The question becomes whether a core of Jordan and a max player with Ball, Ingram and Kuzma is better than the three young players and whoever they can entice in free agency?
If they added someone stellar on defense and in the post like Jordan, they immediately provide something that the Warriors cannot match up with if they had two dominant players in the paint.
The best games that Cleveland had led by James against Golden State were the ones when they played well on defense. Ball, though now a rookie, is an underrated perimeter defender. Jordan, meanwhile, is a two-time All-NBA Defensive First-Team caliber player.
If the Clippers want out of the contract for Jordan, it sounds crazy, but a trade involving Brook Lopez or Kentavious Caldwell-Pope (who both have expiring contracts) would work to match the salaries. The Lakers would likely send a future first-round draft pick in such a deal.
Or if the Clippers like 25-year-old guard Jordan Clarkson, they could pair him with Corey Brewer (and his expiring contract) as well as future draft picks in exchange for Jordan.
During the same podcast with Lowe, ESPN’s Ramona Shelburne reported the Lakers have received offers for Clarkson and Julius Randle:
“They’ve had offers where they can potentially get a first-round pick back. But then you don’t save any money on salary … which means you do one trade now and then package whatever you’ve got [for future deals].”
Perhaps they could get rid of the space for Clarkson to land a first-round pick and then offer that for Jordan. Even though Jordan does have a big contract, this gives the Lakers a magnetic core moving forward. The Clippers would be free of the big salary and could spend freely to rebuild their roster.
The big man is one of the five most efficient players in the league (1.25 points per possession) as the roll man in a pick-and-roll offense when compared to other players with as many opportunities.
He is the second-most efficient player (1.45 PPP) when cutting to the basket so far this season. All of those categories were areas where he was fantastic last season when he was an All-Star in the Western Conference.

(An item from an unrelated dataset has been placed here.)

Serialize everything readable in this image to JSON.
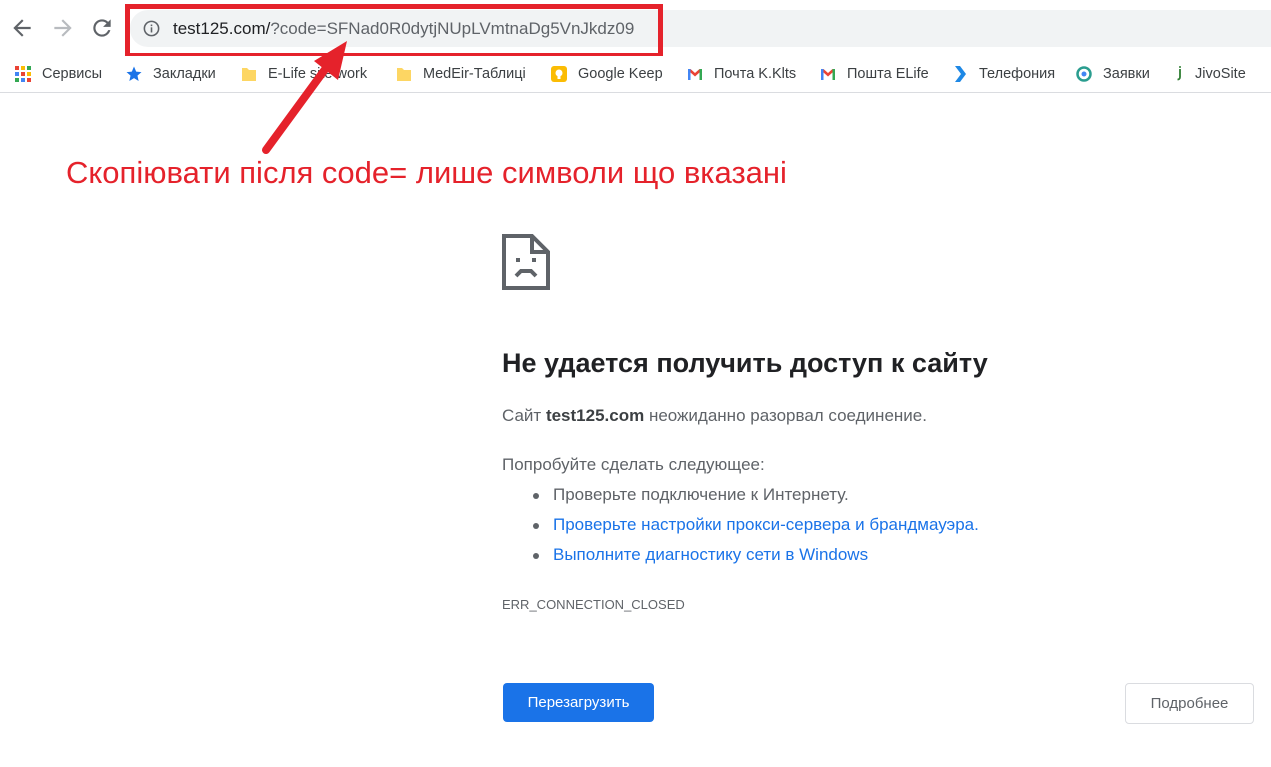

While the likely suitors for Jordan will include the Cleveland Cavaliers as well as the Milwaukee Bucks and Portland Trail Blazers, don’t be surprised if the Lakers emerge in this conversation for these reasons as well.